Supplied material =
======
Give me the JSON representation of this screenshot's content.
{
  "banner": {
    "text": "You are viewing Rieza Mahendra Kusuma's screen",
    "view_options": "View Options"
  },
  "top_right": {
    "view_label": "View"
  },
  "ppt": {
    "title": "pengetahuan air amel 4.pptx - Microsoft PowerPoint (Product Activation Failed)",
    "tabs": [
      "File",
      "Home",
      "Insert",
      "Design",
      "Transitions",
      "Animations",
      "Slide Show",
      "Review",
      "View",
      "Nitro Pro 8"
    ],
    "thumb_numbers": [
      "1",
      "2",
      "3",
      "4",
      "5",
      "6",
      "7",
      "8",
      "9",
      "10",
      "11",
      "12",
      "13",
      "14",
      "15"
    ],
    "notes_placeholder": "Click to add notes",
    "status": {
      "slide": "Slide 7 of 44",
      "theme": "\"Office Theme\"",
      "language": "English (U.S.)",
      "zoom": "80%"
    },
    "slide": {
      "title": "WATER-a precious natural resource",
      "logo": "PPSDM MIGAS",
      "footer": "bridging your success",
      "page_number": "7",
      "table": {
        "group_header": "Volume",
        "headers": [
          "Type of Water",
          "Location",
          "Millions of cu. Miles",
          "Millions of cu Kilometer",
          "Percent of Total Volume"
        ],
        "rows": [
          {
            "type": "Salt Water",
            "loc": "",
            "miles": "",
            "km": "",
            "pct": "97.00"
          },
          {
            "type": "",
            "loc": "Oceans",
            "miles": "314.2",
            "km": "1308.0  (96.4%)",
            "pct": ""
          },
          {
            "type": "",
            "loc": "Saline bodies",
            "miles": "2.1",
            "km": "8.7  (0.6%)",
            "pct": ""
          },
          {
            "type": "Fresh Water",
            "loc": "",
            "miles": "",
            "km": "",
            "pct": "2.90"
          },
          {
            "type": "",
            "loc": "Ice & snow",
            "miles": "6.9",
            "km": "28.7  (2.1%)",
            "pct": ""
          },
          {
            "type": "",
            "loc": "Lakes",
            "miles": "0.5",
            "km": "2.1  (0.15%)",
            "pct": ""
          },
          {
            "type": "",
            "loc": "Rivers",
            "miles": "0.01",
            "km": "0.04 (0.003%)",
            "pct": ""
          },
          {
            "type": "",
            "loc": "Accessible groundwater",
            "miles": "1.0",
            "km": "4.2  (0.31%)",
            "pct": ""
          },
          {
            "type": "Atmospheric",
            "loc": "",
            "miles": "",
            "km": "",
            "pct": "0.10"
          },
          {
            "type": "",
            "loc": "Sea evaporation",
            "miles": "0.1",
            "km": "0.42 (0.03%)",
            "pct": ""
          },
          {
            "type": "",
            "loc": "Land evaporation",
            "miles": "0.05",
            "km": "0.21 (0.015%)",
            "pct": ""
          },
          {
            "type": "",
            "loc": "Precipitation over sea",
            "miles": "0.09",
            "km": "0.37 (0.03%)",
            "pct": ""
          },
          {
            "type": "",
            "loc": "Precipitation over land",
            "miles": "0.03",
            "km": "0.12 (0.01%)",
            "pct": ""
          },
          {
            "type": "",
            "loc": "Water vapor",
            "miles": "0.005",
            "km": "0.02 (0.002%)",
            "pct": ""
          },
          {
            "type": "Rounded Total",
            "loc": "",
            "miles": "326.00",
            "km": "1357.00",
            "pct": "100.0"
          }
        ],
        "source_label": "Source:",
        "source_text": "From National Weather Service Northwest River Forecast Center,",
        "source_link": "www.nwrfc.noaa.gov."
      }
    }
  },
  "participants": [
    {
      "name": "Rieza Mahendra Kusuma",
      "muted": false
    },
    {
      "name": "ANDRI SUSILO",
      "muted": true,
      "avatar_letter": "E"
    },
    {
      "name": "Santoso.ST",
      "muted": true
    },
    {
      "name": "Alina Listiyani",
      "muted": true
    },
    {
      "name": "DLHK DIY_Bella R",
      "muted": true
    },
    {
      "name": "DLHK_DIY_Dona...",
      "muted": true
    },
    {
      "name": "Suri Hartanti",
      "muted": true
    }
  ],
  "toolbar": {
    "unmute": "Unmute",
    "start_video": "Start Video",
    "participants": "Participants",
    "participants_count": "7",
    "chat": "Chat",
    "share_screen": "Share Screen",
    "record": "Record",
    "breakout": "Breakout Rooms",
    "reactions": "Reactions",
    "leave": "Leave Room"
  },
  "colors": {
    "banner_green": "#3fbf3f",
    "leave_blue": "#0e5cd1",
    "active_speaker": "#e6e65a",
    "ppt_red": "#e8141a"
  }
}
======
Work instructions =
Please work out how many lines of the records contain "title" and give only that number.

Answer space =
2